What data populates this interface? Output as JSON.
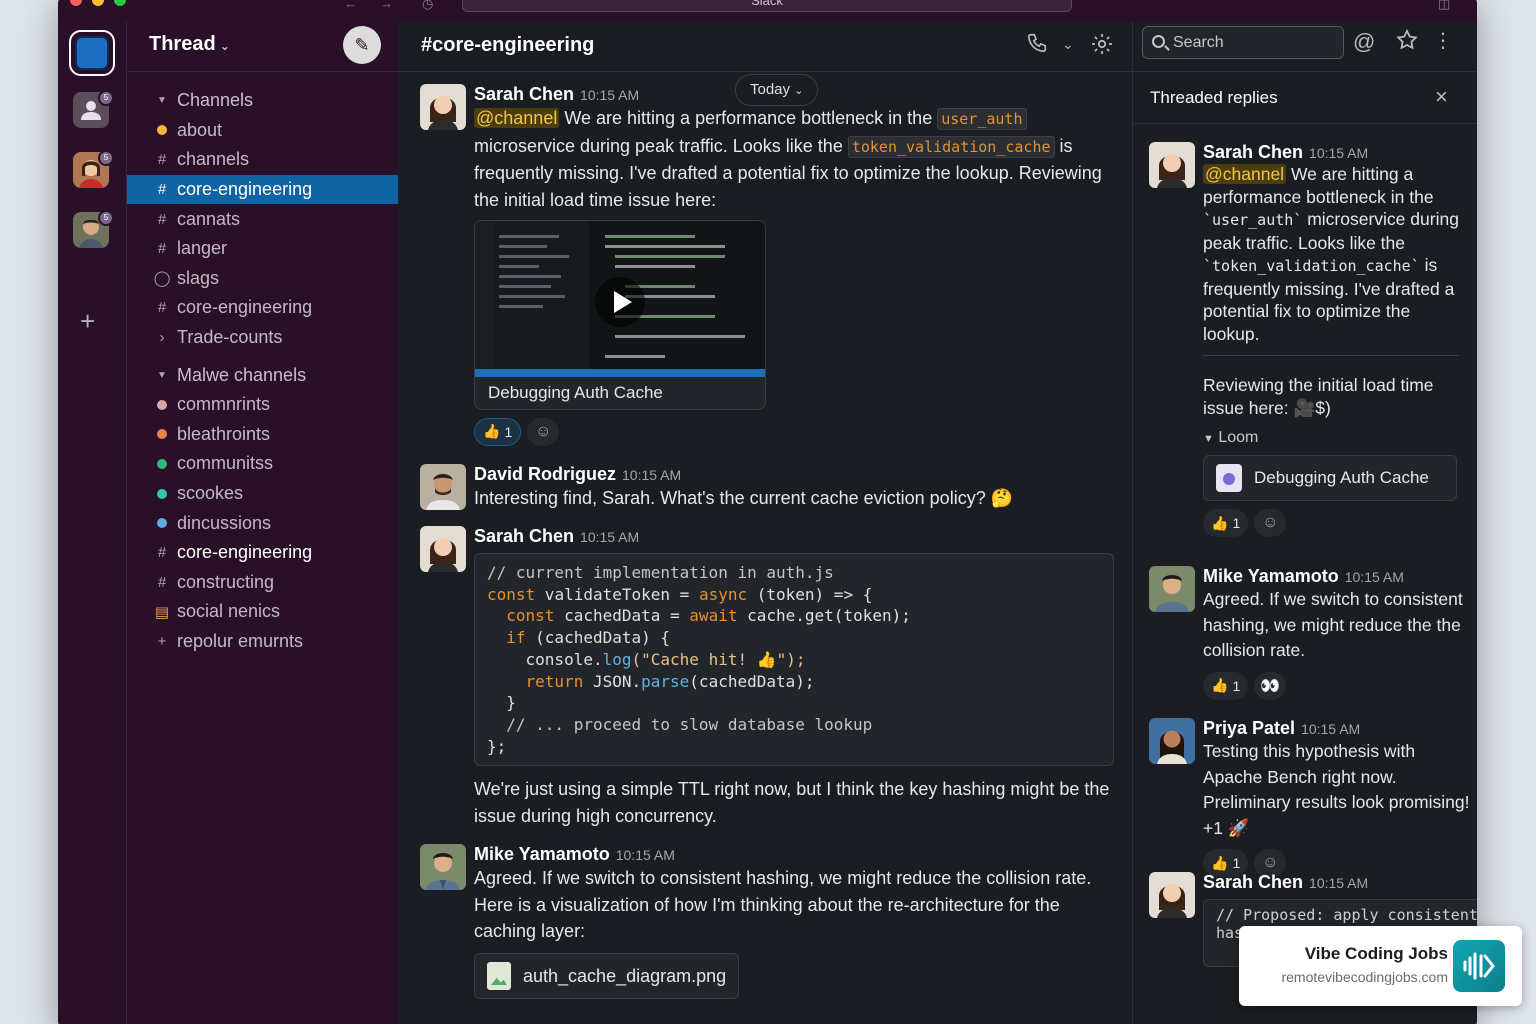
{
  "window": {
    "title": "Slack",
    "traffic_colors": [
      "#ff5f57",
      "#febc2e",
      "#28c840"
    ]
  },
  "rail": {
    "badges": [
      "5",
      "5",
      "5"
    ],
    "add_label": "+"
  },
  "sidebar": {
    "title": "Thread",
    "items": [
      {
        "label": "Channels",
        "type": "section"
      },
      {
        "label": "about",
        "type": "dot",
        "color": "#f2b534"
      },
      {
        "label": "channels",
        "type": "hash"
      },
      {
        "label": "core-engineering",
        "type": "hash",
        "active": true
      },
      {
        "label": "cannats",
        "type": "hash"
      },
      {
        "label": "langer",
        "type": "hash"
      },
      {
        "label": "slags",
        "type": "tag"
      },
      {
        "label": "core-engineering",
        "type": "hash"
      },
      {
        "label": "Trade-counts",
        "type": "chevron"
      }
    ],
    "items2": [
      {
        "label": "Malwe channels",
        "type": "section"
      },
      {
        "label": "commnrints",
        "type": "dot",
        "color": "#d9a6a6"
      },
      {
        "label": "bleathroints",
        "type": "dot",
        "color": "#e8834a"
      },
      {
        "label": "communitss",
        "type": "dot",
        "color": "#2eb67d"
      },
      {
        "label": "scookes",
        "type": "dot",
        "color": "#36c5b0"
      },
      {
        "label": "dincussions",
        "type": "dot",
        "color": "#5fa8e0"
      },
      {
        "label": "core-engineering",
        "type": "hash",
        "bright": true
      },
      {
        "label": "constructing",
        "type": "hash"
      },
      {
        "label": "social nenics",
        "type": "list"
      },
      {
        "label": "repolur emurnts",
        "type": "plus"
      }
    ]
  },
  "main": {
    "channel_title": "#core-engineering",
    "today_label": "Today",
    "messages": {
      "m1": {
        "name": "Sarah Chen",
        "time": "10:15 AM",
        "mention": "@channel",
        "t1": " We are hitting a performance bottleneck in the ",
        "code1": "user_auth",
        "t2": " microservice during peak traffic. Looks like the ",
        "code2": "token_validation_cache",
        "t3": " is frequently missing. I've drafted a potential fix to optimize the lookup. Reviewing the initial load time issue here:",
        "video_caption": "Debugging Auth Cache",
        "reaction_count": "1"
      },
      "m2": {
        "name": "David Rodriguez",
        "time": "10:15 AM",
        "text": "Interesting find, Sarah. What's the current cache eviction policy? 🤔"
      },
      "m3": {
        "name": "Sarah Chen",
        "time": "10:15 AM",
        "code": {
          "l1": "// current implementation in auth.js",
          "l2a": "const",
          "l2b": " validateToken = ",
          "l2c": "async",
          "l2d": " (token) => {",
          "l3a": "  const",
          "l3b": " cachedData = ",
          "l3c": "await",
          "l3d": " cache.get(token);",
          "l4a": "  if",
          "l4b": " (cachedData) {",
          "l5a": "    console.",
          "l5b": "log",
          "l5c": "(\"Cache hit! 👍\");",
          "l6a": "    return",
          "l6b": " JSON.",
          "l6c": "parse",
          "l6d": "(cachedData);",
          "l7": "  }",
          "l8": "  // ... proceed to slow database lookup",
          "l9": "};"
        },
        "after": "We're just using a simple TTL right now, but I think the key hashing might be the issue during high concurrency."
      },
      "m4": {
        "name": "Mike Yamamoto",
        "time": "10:15 AM",
        "text": "Agreed. If we switch to consistent hashing, we might reduce the collision rate. Here is a visualization of how I'm thinking about the re-architecture for the caching layer:",
        "file": "auth_cache_diagram.png"
      }
    }
  },
  "thread": {
    "search_placeholder": "Search",
    "title": "Threaded replies",
    "t1": {
      "name": "Sarah Chen",
      "time": "10:15 AM",
      "mention": "@channel",
      "a": " We are hitting a performance bottleneck in the ",
      "code1": "`user_auth`",
      "b": " microservice during peak traffic. Looks like the ",
      "code2": "`token_validation_cache`",
      "c": " is frequently missing. I've drafted a potential fix to optimize the lookup.",
      "review": "Reviewing the initial load time issue here: 🎥$)",
      "loom_label": "Loom",
      "loom_title": "Debugging Auth Cache",
      "reaction_count": "1"
    },
    "t2": {
      "name": "Mike Yamamoto",
      "time": "10:15 AM",
      "text": "Agreed. If we switch to consistent hashing, we might reduce the the collision rate.",
      "reaction_count": "1"
    },
    "t3": {
      "name": "Priya Patel",
      "time": "10:15 AM",
      "text": "Testing this hypothesis with Apache Bench right now. Preliminary results look promising! +1 🚀",
      "reaction_count": "1"
    },
    "t4": {
      "name": "Sarah Chen",
      "time": "10:15 AM",
      "code": "// Proposed: apply consistent has"
    }
  },
  "promo": {
    "title": "Vibe Coding Jobs",
    "url": "remotevibecodingjobs.com"
  }
}
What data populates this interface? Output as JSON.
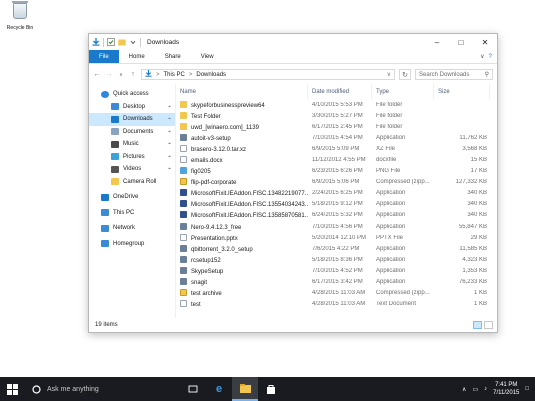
{
  "desktop": {
    "recycle_bin_label": "Recycle Bin"
  },
  "window": {
    "title": "Downloads",
    "ribbon_tabs": [
      "File",
      "Home",
      "Share",
      "View"
    ],
    "address": {
      "segments": [
        "This PC",
        "Downloads"
      ],
      "separator": ">"
    },
    "search_placeholder": "Search Downloads",
    "status": "19 items"
  },
  "sidebar": [
    {
      "label": "Quick access",
      "icon": "star-icon",
      "pinned": false
    },
    {
      "label": "Desktop",
      "icon": "desktop-icon",
      "pinned": true
    },
    {
      "label": "Downloads",
      "icon": "download-icon",
      "pinned": true,
      "selected": true
    },
    {
      "label": "Documents",
      "icon": "documents-icon",
      "pinned": true
    },
    {
      "label": "Music",
      "icon": "music-icon",
      "pinned": true
    },
    {
      "label": "Pictures",
      "icon": "pictures-icon",
      "pinned": true
    },
    {
      "label": "Videos",
      "icon": "videos-icon",
      "pinned": true
    },
    {
      "label": "Camera Roll",
      "icon": "folder-icon",
      "pinned": false
    },
    {
      "label": "OneDrive",
      "icon": "onedrive-icon",
      "pinned": false
    },
    {
      "label": "This PC",
      "icon": "pc-icon",
      "pinned": false
    },
    {
      "label": "Network",
      "icon": "network-icon",
      "pinned": false
    },
    {
      "label": "Homegroup",
      "icon": "homegroup-icon",
      "pinned": false
    }
  ],
  "columns": {
    "name": "Name",
    "date": "Date modified",
    "type": "Type",
    "size": "Size"
  },
  "files": [
    {
      "name": "skypeforbusinesspreview64",
      "date": "4/10/2015 5:53 PM",
      "type": "File folder",
      "size": "",
      "icon": "folder-icon"
    },
    {
      "name": "Test Folder",
      "date": "3/30/2015 5:27 PM",
      "type": "File folder",
      "size": "",
      "icon": "folder-icon"
    },
    {
      "name": "uwd_[winaero.com]_1139",
      "date": "6/17/2015 2:45 PM",
      "type": "File folder",
      "size": "",
      "icon": "folder-icon"
    },
    {
      "name": "autoit-v3-setup",
      "date": "7/10/2015 4:54 PM",
      "type": "Application",
      "size": "11,762 KB",
      "icon": "app-icon"
    },
    {
      "name": "brasero-3.12.0.tar.xz",
      "date": "6/9/2015 5:09 PM",
      "type": "XZ File",
      "size": "3,568 KB",
      "icon": "file-icon"
    },
    {
      "name": "emails.docx",
      "date": "11/12/2012 4:55 PM",
      "type": "docxfile",
      "size": "15 KB",
      "icon": "file-icon"
    },
    {
      "name": "fig0205",
      "date": "6/23/2015 6:26 PM",
      "type": "PNG File",
      "size": "17 KB",
      "icon": "image-icon"
    },
    {
      "name": "flip-pdf-corporate",
      "date": "6/9/2015 5:06 PM",
      "type": "Compressed (zipp...",
      "size": "127,332 KB",
      "icon": "zip-icon"
    },
    {
      "name": "MicrosoftFixit.IEAddon.FISC.13482219077...",
      "date": "2/24/2015 6:25 PM",
      "type": "Application",
      "size": "340 KB",
      "icon": "fixit-icon"
    },
    {
      "name": "MicrosoftFixit.IEAddon.FISC.13554034243...",
      "date": "5/18/2015 9:12 PM",
      "type": "Application",
      "size": "340 KB",
      "icon": "fixit-icon"
    },
    {
      "name": "MicrosoftFixit.IEAddon.FISC.13585870581...",
      "date": "6/24/2015 5:32 PM",
      "type": "Application",
      "size": "340 KB",
      "icon": "fixit-icon"
    },
    {
      "name": "Nero-9.4.12.3_free",
      "date": "7/10/2015 4:56 PM",
      "type": "Application",
      "size": "55,847 KB",
      "icon": "app-icon"
    },
    {
      "name": "Presentation.pptx",
      "date": "5/20/2014 12:10 PM",
      "type": "PPTX File",
      "size": "29 KB",
      "icon": "file-icon"
    },
    {
      "name": "qbittorrent_3.2.0_setup",
      "date": "7/6/2015 4:22 PM",
      "type": "Application",
      "size": "11,585 KB",
      "icon": "app-icon"
    },
    {
      "name": "rcsetup152",
      "date": "5/18/2015 8:36 PM",
      "type": "Application",
      "size": "4,323 KB",
      "icon": "app-icon"
    },
    {
      "name": "SkypeSetup",
      "date": "7/10/2015 4:52 PM",
      "type": "Application",
      "size": "1,353 KB",
      "icon": "app-icon"
    },
    {
      "name": "snagit",
      "date": "6/17/2015 3:42 PM",
      "type": "Application",
      "size": "76,233 KB",
      "icon": "app-icon"
    },
    {
      "name": "test archive",
      "date": "4/28/2015 11:03 AM",
      "type": "Compressed (zipp...",
      "size": "1 KB",
      "icon": "zip-icon"
    },
    {
      "name": "test",
      "date": "4/28/2015 11:03 AM",
      "type": "Text Document",
      "size": "1 KB",
      "icon": "file-icon"
    }
  ],
  "taskbar": {
    "search_placeholder": "Ask me anything",
    "time": "7:41 PM",
    "date": "7/11/2015"
  },
  "colors": {
    "accent": "#1979ca",
    "selection": "#cce8ff",
    "folder": "#f3c74d",
    "taskbar": "#191b21"
  }
}
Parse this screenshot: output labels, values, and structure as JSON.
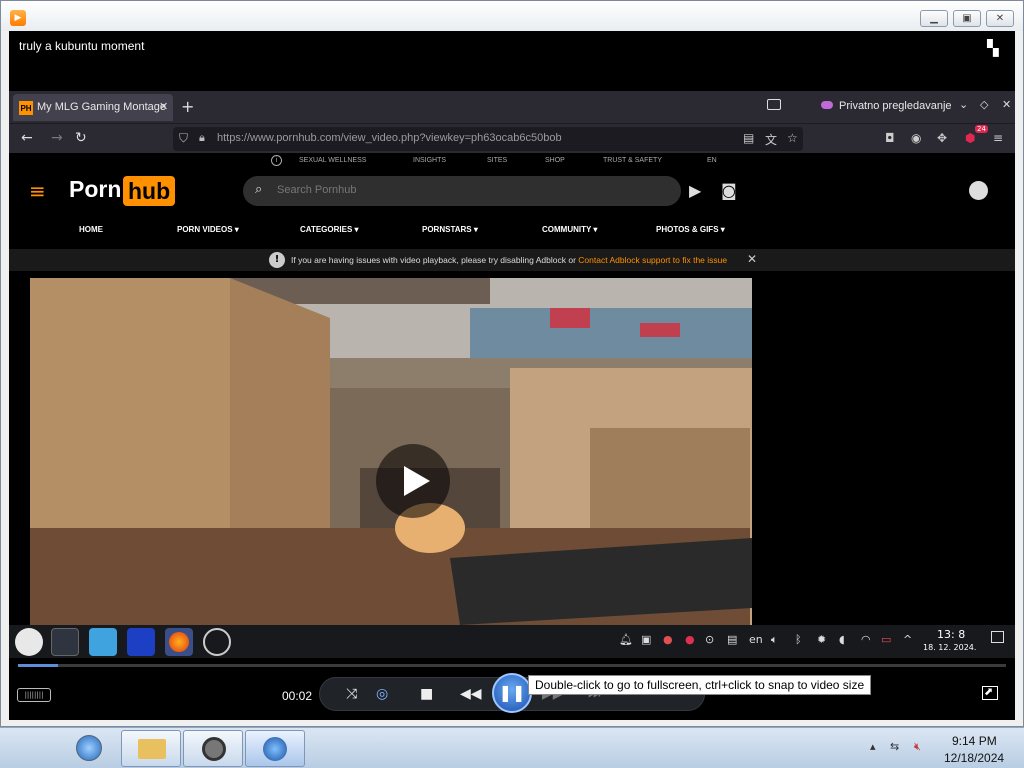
{
  "player": {
    "title": "truly a kubuntu moment",
    "time": "00:02",
    "tooltip": "Double-click to go to fullscreen, ctrl+click to snap to video size",
    "progress_fraction": 0.04
  },
  "browser": {
    "tab_title": "My MLG Gaming Montage",
    "private_label": "Privatno pregledavanje",
    "url": "https://www.pornhub.com/view_video.php?viewkey=ph63ocab6c50bob",
    "notification_count": "24"
  },
  "site": {
    "top_links": [
      "SEXUAL WELLNESS",
      "INSIGHTS",
      "SITES",
      "SHOP",
      "TRUST & SAFETY",
      "EN"
    ],
    "logo_part1": "Porn",
    "logo_part2": "hub",
    "search_placeholder": "Search Pornhub",
    "nav": [
      "HOME",
      "PORN VIDEOS ▾",
      "CATEGORIES ▾",
      "PORNSTARS ▾",
      "COMMUNITY ▾",
      "PHOTOS & GIFS ▾"
    ],
    "alert_text": "If you are having issues with video playback, please try disabling Adblock or ",
    "alert_link": "Contact Adblock support to fix the issue"
  },
  "recorded_taskbar": {
    "time": "13: 8",
    "date": "18. 12. 2024.",
    "lang": "en"
  },
  "host_taskbar": {
    "time": "9:14 PM",
    "date": "12/18/2024"
  },
  "colors": {
    "brand_orange": "#ff9000",
    "seek_blue": "#5b8fd8"
  }
}
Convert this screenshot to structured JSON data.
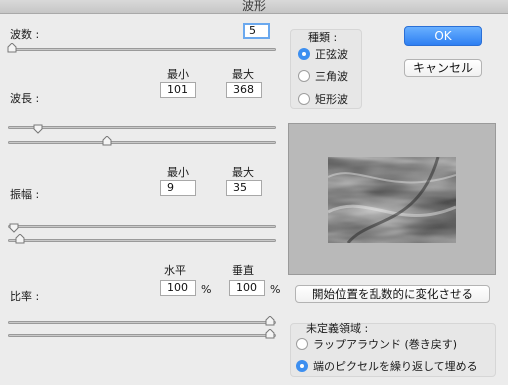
{
  "window": {
    "title": "波形"
  },
  "generators": {
    "label": "波数 :",
    "value": "5"
  },
  "wavelength": {
    "label": "波長 :",
    "min_header": "最小",
    "max_header": "最大",
    "min_value": "101",
    "max_value": "368"
  },
  "amplitude": {
    "label": "振幅 :",
    "min_header": "最小",
    "max_header": "最大",
    "min_value": "9",
    "max_value": "35"
  },
  "scale": {
    "label": "比率 :",
    "h_header": "水平",
    "v_header": "垂直",
    "h_value": "100",
    "v_value": "100",
    "unit": "%"
  },
  "type": {
    "title": "種類 :",
    "options": [
      {
        "label": "正弦波",
        "selected": true
      },
      {
        "label": "三角波",
        "selected": false
      },
      {
        "label": "矩形波",
        "selected": false
      }
    ]
  },
  "buttons": {
    "ok": "OK",
    "cancel": "キャンセル",
    "randomize": "開始位置を乱数的に変化させる"
  },
  "undefined_areas": {
    "title": "未定義領域 :",
    "options": [
      {
        "label": "ラップアラウンド (巻き戻す)",
        "selected": false
      },
      {
        "label": "端のピクセルを繰り返して埋める",
        "selected": true
      }
    ]
  },
  "colors": {
    "accent": "#3d8ff0",
    "ok_button": "#2e7ff2"
  }
}
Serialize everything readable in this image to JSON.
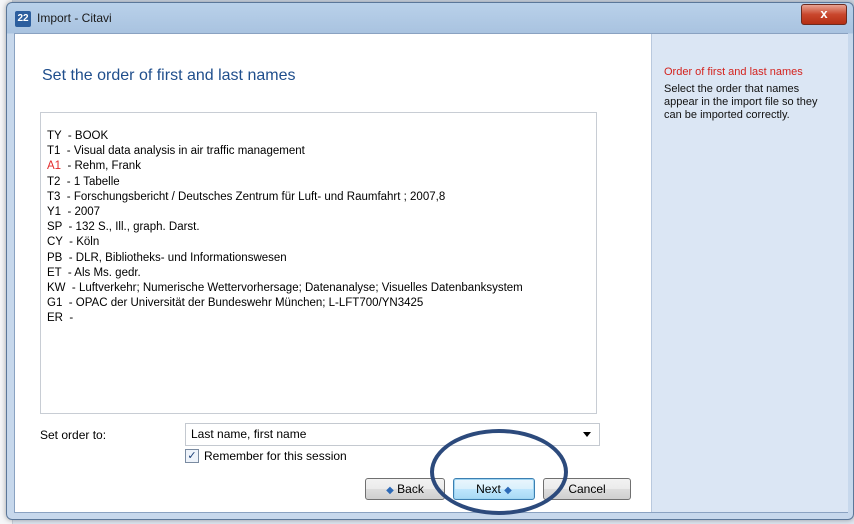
{
  "window": {
    "title": "Import - Citavi",
    "icon_label": "22",
    "close_label": "x"
  },
  "main": {
    "heading": "Set the order of first and last names",
    "preview_lines": [
      {
        "tag": "TY",
        "text": "  - BOOK"
      },
      {
        "tag": "T1",
        "text": "  - Visual data analysis in air traffic management"
      },
      {
        "tag": "A1",
        "text": "  - Rehm, Frank"
      },
      {
        "tag": "T2",
        "text": "  - 1 Tabelle"
      },
      {
        "tag": "T3",
        "text": "  - Forschungsbericht / Deutsches Zentrum für Luft- und Raumfahrt ; 2007,8"
      },
      {
        "tag": "Y1",
        "text": "  - 2007"
      },
      {
        "tag": "SP",
        "text": "  - 132 S., Ill., graph. Darst."
      },
      {
        "tag": "CY",
        "text": "  - Köln"
      },
      {
        "tag": "PB",
        "text": "  - DLR, Bibliotheks- und Informationswesen"
      },
      {
        "tag": "ET",
        "text": "  - Als Ms. gedr."
      },
      {
        "tag": "KW",
        "text": "  - Luftverkehr; Numerische Wettervorhersage; Datenanalyse; Visuelles Datenbanksystem"
      },
      {
        "tag": "G1",
        "text": "  - OPAC der Universität der Bundeswehr München; L-LFT700/YN3425"
      },
      {
        "tag": "ER",
        "text": "  -"
      }
    ],
    "order_label": "Set order to:",
    "order_value": "Last name, first name",
    "remember_label": "Remember for this session",
    "remember_checked": "✓"
  },
  "buttons": {
    "back": "Back",
    "next": "Next",
    "cancel": "Cancel",
    "back_icon": "◆",
    "next_icon": "◆"
  },
  "side": {
    "title": "Order of first and last names",
    "text": "Select the order that names appear in the import file so they can be imported correctly."
  },
  "colors": {
    "heading": "#1f4e8c",
    "highlight_tag": "#e32b2b",
    "side_panel": "#dbe6f4"
  }
}
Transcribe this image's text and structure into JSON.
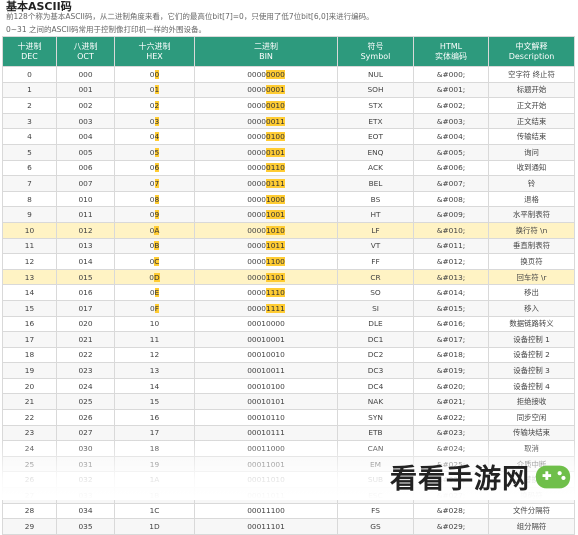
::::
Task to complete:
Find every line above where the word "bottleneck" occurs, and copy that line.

Written reply:
        "t1": " We are hitting a performance bottleneck in the ",
      "a": " We are hitting a performance bottleneck in the ",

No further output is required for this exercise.